↓↓↓
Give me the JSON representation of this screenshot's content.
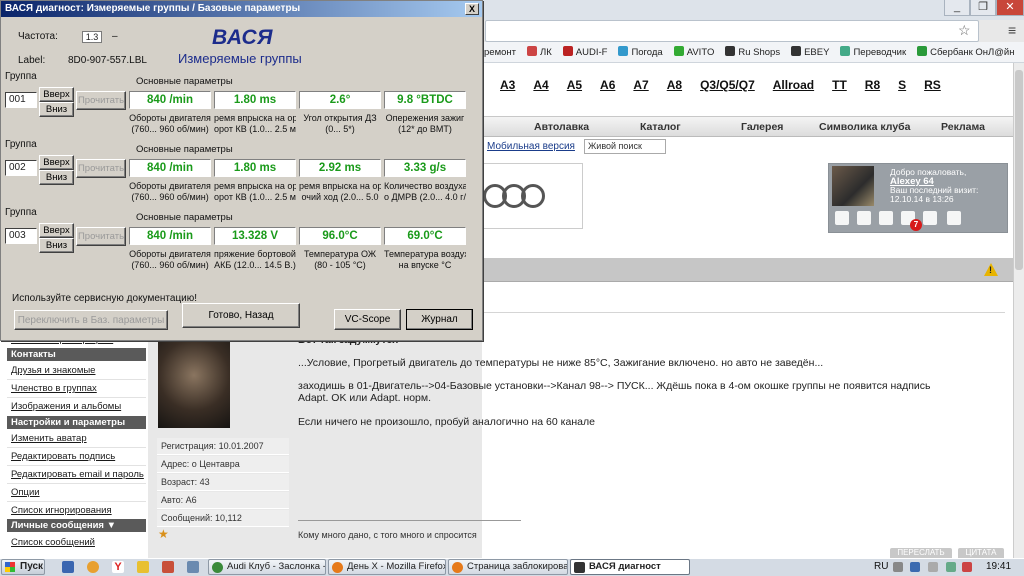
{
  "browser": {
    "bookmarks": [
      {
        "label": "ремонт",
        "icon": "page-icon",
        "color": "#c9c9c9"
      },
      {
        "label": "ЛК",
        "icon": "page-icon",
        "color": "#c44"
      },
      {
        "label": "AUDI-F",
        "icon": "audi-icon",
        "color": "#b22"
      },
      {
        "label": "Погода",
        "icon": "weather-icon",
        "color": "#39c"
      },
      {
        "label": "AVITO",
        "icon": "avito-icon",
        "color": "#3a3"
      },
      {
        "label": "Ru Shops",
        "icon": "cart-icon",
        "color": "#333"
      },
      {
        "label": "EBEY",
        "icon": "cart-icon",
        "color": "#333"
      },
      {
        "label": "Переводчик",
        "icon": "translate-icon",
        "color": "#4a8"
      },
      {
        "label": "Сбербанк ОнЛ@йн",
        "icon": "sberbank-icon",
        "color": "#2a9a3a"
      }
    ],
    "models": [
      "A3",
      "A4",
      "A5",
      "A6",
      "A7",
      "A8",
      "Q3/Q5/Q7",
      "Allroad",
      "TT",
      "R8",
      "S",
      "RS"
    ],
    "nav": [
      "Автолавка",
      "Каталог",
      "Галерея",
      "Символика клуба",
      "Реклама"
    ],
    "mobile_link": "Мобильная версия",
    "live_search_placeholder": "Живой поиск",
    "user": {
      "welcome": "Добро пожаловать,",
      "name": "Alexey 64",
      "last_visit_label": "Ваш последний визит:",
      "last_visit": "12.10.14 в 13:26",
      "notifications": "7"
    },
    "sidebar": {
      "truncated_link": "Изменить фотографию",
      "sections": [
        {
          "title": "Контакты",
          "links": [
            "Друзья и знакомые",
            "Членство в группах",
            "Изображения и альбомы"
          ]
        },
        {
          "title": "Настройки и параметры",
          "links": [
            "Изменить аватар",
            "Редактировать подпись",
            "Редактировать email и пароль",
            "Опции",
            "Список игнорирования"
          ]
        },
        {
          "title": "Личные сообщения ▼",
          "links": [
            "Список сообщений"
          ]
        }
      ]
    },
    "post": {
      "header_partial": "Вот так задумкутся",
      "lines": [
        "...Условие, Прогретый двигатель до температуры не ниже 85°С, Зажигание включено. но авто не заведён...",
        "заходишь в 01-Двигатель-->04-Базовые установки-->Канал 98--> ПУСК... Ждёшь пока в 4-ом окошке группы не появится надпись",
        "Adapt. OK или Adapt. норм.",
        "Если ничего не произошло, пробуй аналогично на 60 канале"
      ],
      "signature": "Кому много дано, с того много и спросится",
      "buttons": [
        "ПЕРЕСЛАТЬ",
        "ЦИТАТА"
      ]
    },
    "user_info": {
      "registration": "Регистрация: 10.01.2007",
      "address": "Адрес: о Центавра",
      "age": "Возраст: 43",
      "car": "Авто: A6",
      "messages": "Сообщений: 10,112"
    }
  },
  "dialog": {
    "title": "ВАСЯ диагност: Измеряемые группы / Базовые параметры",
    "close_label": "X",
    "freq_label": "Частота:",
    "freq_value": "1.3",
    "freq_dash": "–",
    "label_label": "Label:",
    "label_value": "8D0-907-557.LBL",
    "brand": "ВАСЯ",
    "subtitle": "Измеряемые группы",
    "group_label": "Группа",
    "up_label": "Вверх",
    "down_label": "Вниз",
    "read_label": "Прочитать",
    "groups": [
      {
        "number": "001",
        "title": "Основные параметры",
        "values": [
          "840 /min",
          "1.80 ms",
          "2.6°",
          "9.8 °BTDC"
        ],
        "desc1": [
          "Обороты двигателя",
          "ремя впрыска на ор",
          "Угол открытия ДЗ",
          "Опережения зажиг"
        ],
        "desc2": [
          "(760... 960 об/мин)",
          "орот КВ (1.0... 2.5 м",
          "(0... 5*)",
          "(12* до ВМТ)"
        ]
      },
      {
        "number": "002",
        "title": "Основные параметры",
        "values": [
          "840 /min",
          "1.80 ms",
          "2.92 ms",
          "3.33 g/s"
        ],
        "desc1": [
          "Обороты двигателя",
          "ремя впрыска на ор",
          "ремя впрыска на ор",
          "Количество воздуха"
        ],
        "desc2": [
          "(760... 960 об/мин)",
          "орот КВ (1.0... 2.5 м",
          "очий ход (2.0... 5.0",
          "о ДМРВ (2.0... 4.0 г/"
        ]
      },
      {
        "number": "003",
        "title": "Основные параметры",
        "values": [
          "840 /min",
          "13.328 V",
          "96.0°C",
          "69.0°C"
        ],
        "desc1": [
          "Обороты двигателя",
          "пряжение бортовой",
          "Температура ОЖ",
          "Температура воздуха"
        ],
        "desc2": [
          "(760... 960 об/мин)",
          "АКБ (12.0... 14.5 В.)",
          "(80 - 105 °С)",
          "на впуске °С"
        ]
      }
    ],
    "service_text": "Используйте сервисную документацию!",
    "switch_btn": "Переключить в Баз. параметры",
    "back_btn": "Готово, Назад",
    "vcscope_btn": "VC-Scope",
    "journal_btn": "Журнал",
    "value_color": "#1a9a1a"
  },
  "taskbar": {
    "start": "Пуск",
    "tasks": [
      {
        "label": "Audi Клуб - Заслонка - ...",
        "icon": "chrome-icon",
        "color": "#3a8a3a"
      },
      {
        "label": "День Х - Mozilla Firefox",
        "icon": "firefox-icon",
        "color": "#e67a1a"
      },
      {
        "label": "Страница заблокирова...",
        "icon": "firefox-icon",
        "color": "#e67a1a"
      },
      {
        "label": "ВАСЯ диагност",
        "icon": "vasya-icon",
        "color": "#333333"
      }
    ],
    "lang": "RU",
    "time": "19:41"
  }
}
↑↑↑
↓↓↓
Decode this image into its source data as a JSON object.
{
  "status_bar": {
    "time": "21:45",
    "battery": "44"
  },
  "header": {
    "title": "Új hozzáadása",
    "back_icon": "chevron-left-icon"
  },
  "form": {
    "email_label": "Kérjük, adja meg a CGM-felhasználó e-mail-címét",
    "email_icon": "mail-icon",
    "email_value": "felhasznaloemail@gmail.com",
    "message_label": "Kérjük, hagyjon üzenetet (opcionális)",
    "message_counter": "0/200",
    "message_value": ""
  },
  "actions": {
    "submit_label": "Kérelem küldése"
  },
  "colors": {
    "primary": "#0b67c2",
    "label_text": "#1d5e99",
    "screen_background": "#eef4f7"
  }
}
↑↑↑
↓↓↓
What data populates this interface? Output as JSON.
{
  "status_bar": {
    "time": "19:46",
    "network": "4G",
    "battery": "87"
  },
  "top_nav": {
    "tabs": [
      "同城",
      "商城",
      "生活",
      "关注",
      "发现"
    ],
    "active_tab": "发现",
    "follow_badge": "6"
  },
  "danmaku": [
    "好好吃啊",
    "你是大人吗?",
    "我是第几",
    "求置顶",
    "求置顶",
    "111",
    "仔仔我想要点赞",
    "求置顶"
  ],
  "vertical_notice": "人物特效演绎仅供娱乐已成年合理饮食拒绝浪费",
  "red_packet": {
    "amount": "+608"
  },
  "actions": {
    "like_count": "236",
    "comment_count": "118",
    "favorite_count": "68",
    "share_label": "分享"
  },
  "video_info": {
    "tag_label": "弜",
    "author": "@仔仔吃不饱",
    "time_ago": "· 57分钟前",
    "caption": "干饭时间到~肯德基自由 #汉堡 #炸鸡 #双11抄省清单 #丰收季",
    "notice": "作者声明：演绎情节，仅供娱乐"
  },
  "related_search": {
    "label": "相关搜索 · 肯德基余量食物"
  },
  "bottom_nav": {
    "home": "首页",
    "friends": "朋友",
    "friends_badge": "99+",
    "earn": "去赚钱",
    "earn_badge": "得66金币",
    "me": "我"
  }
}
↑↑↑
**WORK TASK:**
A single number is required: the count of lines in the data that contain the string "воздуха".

**ANSWER AREA:**
2